We know that the world has been depopulated. The timeline of the first novel suggests the "Plague of Infertility" started by the 1990s. Offred's descriptions, meanwhile, place her community in what was once Cambridge, Massachusetts.
The Testaments features three narrators, one of them very much aware of the larger world and one living in Canada. Atwood necessarily has to flesh out the world a little, and that is always a difficult exercise. We know that Gilead, despite having a powerful army, is very much a remnant of the US. We do not know how much land it covers. We also learn that significant areas have been laid waste. We know from The Testaments that the west coast remains independent as does Texas (a fact suggested in the original novel).
We hear of "heretical" and somewhat free people living on the edges of Gilead, in Vermont. We also learn that, while Michigan and Illinois may be under Gilead’s control (at least partially), the areas around Chicago and Detroit are either independent or in open states of rebellion. The borders may stretch to Utah, but Utah is clearly not getting on well with Gilead (Mormons are considered heretics).
We know from the epilogues of both novels that, in Atwood’s future, the Republic of Texas remains an independent state long after Gilead has fallen, as does Alaska. The series takes its cue from the novels, but it diverges from them in a number of ways.

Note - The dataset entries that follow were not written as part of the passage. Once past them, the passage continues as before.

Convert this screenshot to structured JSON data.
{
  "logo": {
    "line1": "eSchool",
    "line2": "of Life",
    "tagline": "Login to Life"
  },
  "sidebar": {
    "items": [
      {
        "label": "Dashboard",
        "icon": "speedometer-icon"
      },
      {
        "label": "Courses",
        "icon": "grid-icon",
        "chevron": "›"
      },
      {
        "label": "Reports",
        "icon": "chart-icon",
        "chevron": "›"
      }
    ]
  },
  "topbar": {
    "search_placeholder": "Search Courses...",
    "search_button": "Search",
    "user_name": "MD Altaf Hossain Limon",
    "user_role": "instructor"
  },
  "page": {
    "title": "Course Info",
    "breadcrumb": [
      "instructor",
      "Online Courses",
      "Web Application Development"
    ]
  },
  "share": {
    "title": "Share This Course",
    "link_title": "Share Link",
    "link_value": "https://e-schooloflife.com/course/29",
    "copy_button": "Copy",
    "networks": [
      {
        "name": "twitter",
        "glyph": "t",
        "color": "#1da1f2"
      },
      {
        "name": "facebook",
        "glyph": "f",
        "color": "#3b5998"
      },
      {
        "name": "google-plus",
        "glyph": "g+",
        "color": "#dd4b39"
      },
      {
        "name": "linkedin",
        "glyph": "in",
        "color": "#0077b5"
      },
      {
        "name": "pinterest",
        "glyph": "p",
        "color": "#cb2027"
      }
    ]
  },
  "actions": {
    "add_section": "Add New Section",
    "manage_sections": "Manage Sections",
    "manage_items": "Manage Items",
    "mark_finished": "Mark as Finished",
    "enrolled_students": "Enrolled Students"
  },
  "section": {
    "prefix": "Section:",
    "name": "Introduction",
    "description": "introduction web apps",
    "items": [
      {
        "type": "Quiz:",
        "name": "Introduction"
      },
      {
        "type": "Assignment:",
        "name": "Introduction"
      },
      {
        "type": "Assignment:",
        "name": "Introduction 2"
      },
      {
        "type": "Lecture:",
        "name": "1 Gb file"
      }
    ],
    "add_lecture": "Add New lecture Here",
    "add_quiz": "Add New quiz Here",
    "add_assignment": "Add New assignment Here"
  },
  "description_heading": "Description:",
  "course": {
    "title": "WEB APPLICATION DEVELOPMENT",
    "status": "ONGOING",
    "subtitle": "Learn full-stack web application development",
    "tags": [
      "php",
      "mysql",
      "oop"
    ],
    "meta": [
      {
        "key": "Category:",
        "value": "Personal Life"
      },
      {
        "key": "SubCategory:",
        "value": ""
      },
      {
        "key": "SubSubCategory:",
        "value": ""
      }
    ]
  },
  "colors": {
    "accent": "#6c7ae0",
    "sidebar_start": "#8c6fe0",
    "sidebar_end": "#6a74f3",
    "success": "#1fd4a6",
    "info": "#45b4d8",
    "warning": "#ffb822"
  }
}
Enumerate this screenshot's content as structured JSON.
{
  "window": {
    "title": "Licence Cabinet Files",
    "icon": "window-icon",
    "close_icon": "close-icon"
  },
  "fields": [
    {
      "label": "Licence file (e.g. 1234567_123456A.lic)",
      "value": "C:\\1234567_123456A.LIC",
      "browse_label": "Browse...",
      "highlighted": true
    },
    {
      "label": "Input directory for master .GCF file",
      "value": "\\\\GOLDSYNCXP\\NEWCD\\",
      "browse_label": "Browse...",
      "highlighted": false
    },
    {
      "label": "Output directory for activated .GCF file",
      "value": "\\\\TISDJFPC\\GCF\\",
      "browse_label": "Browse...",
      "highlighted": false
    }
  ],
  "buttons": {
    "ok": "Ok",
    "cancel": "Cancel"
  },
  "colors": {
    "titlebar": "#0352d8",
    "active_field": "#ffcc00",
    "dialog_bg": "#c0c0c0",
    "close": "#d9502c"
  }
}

The third season of the TV series shows us a map of uncertain veracity. Gilead consist largely of the east coast. Its northern boundaries stretch to the Dakotas, though we have indications that their hold on the edges of Gilead is less than secure. We see the waste lands clearly marked, with epicentres of destruction in southern California (one actually identified in the novel), Arizona, and a massive region that encompasses parts of Missouri, Kansas, Arkansas, and Oklahoma. This largest area may be the dangerous "colonies" that Gilead is trying to reclaim. The Republic of Texas, meanwhile, has spread across the coastal regions of Louisiana and Alabama. Florida, too, appears to be an independent entity. Online banter suggests Disney may be in charge:
"Under his ears."